What is being asked: Return all lines from the entries below in which the word "structured" is present.

Input data below:

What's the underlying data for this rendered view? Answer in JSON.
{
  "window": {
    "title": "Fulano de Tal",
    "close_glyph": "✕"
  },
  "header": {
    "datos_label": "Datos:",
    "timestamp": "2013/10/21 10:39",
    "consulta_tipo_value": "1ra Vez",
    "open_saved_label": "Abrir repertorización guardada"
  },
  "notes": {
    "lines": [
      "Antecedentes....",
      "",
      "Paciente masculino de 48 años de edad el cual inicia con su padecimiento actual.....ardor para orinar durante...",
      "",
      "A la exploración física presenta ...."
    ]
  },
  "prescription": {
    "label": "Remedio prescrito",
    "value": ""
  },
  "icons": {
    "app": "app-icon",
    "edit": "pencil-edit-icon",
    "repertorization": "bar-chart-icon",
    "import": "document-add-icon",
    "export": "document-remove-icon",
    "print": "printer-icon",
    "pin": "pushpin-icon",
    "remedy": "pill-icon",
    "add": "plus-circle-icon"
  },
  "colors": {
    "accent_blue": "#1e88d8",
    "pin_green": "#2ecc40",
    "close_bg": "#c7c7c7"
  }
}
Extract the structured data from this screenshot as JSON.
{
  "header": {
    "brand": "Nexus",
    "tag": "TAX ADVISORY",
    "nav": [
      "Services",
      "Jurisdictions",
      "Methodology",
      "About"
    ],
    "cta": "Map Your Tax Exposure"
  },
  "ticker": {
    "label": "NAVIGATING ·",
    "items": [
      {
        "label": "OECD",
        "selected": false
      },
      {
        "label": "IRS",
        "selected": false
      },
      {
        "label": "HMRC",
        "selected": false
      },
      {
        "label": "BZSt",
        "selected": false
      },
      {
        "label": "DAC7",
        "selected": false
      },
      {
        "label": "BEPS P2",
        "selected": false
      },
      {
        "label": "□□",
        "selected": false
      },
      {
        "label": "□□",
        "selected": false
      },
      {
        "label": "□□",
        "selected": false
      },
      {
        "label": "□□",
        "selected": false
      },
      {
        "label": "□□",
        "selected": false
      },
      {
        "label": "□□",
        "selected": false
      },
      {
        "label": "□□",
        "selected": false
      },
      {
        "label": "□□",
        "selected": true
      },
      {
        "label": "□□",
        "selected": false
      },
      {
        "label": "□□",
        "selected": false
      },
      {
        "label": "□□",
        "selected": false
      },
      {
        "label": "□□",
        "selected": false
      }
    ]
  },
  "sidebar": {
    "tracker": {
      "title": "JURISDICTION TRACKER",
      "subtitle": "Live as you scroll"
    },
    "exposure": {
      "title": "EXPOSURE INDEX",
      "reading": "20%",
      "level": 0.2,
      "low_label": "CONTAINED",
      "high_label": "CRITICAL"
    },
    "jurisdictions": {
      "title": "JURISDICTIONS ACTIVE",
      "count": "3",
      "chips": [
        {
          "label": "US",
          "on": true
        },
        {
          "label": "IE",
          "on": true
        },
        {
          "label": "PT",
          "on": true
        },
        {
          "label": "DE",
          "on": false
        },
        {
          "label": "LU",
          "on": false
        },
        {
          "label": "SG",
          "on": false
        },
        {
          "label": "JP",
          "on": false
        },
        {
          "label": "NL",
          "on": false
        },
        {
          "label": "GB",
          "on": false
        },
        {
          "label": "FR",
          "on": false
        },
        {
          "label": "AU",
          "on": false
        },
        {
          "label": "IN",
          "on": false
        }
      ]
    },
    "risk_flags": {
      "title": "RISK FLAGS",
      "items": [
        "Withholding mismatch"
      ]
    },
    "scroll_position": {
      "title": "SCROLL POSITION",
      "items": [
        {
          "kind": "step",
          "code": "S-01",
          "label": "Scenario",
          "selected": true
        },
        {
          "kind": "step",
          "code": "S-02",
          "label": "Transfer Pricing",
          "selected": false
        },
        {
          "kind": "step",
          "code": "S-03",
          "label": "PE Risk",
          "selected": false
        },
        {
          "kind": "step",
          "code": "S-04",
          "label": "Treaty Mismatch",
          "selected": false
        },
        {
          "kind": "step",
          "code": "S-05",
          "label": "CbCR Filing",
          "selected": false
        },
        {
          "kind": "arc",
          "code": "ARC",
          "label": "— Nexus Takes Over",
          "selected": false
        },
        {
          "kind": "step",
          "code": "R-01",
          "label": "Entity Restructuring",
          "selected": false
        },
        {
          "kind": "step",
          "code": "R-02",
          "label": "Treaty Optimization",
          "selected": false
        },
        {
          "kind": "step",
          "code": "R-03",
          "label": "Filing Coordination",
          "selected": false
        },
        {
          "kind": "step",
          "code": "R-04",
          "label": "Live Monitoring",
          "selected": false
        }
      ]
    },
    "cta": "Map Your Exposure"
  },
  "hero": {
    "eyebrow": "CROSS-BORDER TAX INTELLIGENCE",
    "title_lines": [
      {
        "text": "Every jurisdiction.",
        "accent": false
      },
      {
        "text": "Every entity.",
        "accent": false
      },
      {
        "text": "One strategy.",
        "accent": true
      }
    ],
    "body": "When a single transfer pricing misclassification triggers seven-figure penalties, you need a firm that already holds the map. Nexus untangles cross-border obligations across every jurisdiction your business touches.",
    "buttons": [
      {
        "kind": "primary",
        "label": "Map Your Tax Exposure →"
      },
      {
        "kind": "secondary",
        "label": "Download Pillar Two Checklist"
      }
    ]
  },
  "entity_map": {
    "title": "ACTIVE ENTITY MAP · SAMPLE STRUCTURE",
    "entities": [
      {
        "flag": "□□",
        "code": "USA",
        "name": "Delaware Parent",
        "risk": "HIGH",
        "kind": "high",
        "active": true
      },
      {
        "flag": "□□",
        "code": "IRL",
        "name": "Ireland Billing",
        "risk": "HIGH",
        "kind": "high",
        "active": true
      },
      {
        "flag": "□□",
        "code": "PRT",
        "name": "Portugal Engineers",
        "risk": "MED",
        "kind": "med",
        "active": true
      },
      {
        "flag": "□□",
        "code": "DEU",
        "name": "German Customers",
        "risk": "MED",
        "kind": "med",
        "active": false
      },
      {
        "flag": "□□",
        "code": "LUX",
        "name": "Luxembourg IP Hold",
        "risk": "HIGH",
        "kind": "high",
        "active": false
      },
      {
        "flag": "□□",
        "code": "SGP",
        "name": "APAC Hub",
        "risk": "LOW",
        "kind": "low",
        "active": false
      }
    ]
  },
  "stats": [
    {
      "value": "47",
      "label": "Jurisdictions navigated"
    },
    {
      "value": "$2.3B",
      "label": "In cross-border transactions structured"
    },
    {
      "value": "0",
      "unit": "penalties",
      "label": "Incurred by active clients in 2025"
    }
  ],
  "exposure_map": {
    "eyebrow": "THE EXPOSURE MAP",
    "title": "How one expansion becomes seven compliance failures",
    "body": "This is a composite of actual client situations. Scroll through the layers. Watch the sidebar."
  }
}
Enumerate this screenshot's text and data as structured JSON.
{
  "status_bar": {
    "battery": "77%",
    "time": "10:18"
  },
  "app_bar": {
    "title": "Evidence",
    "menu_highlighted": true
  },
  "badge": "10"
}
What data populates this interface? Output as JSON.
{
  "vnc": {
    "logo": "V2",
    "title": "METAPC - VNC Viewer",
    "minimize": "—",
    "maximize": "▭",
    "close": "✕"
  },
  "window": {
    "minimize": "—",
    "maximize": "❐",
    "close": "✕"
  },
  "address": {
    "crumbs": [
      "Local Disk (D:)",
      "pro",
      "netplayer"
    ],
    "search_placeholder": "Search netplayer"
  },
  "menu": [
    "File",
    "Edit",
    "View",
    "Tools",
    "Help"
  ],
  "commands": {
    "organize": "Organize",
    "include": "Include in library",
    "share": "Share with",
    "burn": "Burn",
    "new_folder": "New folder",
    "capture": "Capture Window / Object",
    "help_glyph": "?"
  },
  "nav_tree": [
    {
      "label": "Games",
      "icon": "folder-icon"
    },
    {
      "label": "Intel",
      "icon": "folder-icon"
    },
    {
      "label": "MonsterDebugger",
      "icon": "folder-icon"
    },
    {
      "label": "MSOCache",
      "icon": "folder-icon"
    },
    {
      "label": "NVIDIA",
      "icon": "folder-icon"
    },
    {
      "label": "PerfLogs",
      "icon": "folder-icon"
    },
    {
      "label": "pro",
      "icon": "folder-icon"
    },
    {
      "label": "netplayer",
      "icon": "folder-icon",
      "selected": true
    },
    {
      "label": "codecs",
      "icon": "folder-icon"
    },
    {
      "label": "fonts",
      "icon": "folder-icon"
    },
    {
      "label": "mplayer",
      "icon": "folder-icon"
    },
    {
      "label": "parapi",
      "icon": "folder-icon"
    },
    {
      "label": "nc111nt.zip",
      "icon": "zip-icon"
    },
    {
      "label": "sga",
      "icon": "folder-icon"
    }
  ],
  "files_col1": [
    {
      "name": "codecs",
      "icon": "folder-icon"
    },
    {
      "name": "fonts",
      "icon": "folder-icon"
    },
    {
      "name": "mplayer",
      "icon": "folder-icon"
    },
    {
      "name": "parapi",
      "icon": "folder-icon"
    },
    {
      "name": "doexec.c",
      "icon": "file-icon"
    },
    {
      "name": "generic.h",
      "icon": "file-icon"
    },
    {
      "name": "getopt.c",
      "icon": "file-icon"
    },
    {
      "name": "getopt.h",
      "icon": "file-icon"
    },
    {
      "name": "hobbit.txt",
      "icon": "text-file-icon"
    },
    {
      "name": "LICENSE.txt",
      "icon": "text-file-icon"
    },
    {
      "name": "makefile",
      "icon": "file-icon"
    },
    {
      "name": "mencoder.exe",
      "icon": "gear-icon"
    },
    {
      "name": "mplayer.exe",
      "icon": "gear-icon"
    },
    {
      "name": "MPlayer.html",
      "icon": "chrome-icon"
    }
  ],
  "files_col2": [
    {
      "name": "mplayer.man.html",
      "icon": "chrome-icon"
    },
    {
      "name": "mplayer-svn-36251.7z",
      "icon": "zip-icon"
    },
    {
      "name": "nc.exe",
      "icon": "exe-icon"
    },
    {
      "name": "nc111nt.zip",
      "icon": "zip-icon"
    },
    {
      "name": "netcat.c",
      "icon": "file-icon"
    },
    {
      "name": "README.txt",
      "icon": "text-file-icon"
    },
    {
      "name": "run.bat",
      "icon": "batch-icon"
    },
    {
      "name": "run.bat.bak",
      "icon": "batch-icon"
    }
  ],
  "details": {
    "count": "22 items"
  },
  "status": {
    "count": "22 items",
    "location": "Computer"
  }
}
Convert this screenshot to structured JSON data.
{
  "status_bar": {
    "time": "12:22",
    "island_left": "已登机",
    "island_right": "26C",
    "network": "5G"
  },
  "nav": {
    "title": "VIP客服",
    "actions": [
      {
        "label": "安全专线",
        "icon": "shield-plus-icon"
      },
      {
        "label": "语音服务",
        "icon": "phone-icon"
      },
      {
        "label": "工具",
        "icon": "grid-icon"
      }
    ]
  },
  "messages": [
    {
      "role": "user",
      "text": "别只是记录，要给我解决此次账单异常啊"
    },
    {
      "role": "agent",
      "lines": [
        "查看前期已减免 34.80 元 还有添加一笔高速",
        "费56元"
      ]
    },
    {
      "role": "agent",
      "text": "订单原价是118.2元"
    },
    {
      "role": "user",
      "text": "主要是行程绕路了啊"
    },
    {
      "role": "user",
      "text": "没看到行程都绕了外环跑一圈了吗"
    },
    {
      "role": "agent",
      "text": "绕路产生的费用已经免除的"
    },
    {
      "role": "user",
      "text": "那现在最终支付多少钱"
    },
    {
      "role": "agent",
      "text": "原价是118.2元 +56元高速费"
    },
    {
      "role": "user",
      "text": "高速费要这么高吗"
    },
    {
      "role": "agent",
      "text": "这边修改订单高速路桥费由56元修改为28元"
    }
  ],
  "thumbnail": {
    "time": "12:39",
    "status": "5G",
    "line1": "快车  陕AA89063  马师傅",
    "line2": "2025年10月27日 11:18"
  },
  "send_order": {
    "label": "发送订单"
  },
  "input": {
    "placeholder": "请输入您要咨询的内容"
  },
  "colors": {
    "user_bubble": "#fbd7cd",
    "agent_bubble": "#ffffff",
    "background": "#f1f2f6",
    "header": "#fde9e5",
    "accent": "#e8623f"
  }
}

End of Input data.

Written solution:
Extract the structured data from this screenshot as JSON.
      "label": "In cross-border transactions structured"
Enumerate this screenshot's text and data as structured JSON.
Convert this screenshot to structured JSON data.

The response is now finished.